Understanding Mobilities in a Dangerous World

Gail Adams-Hutcheson, Holly Thorpe, and Catharine Coleborne

UK Flood Risk Management,” then vividly illustrate the value of an action-based methodology. Lloyd Williams and colleagues situate children as “flood actors” and thus focus on their affective experiences of the floods, as well as their embodied and

Open access

Plastic Packaging, Food Supply, and Everyday Life

Adopting a Social Practice Perspective in Social-Ecological Research

Lukas Sattlegger, Immanuel Stieß, Luca Raschewski, and Katharina Reindl

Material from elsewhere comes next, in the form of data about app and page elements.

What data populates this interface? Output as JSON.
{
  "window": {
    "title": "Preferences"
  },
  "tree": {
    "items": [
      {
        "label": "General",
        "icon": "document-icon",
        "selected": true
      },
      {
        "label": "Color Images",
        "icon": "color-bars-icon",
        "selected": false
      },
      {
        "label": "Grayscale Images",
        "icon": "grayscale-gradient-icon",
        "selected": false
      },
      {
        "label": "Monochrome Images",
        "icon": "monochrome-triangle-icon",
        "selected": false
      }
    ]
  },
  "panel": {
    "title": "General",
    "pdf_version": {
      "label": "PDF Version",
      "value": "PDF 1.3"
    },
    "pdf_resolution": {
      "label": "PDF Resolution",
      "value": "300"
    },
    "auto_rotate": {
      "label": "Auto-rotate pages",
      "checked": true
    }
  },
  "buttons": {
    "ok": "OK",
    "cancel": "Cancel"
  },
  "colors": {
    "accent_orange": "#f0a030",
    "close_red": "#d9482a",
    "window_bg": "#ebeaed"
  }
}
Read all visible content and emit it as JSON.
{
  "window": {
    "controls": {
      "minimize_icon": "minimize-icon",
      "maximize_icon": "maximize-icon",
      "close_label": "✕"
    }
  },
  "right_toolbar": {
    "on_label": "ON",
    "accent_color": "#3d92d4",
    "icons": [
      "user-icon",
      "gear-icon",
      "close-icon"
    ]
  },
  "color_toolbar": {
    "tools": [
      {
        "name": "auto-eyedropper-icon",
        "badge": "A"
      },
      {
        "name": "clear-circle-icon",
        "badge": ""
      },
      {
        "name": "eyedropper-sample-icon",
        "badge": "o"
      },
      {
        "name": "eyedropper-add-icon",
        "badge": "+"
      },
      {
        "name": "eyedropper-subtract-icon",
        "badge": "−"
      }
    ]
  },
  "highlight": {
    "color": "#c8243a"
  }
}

and thereby offers more potential to introduce nature as a relevant physical environment of practices. An attempt to utilize this broader view on materiality is the case study of the social practices of flood (risk) management by Christiane Stephan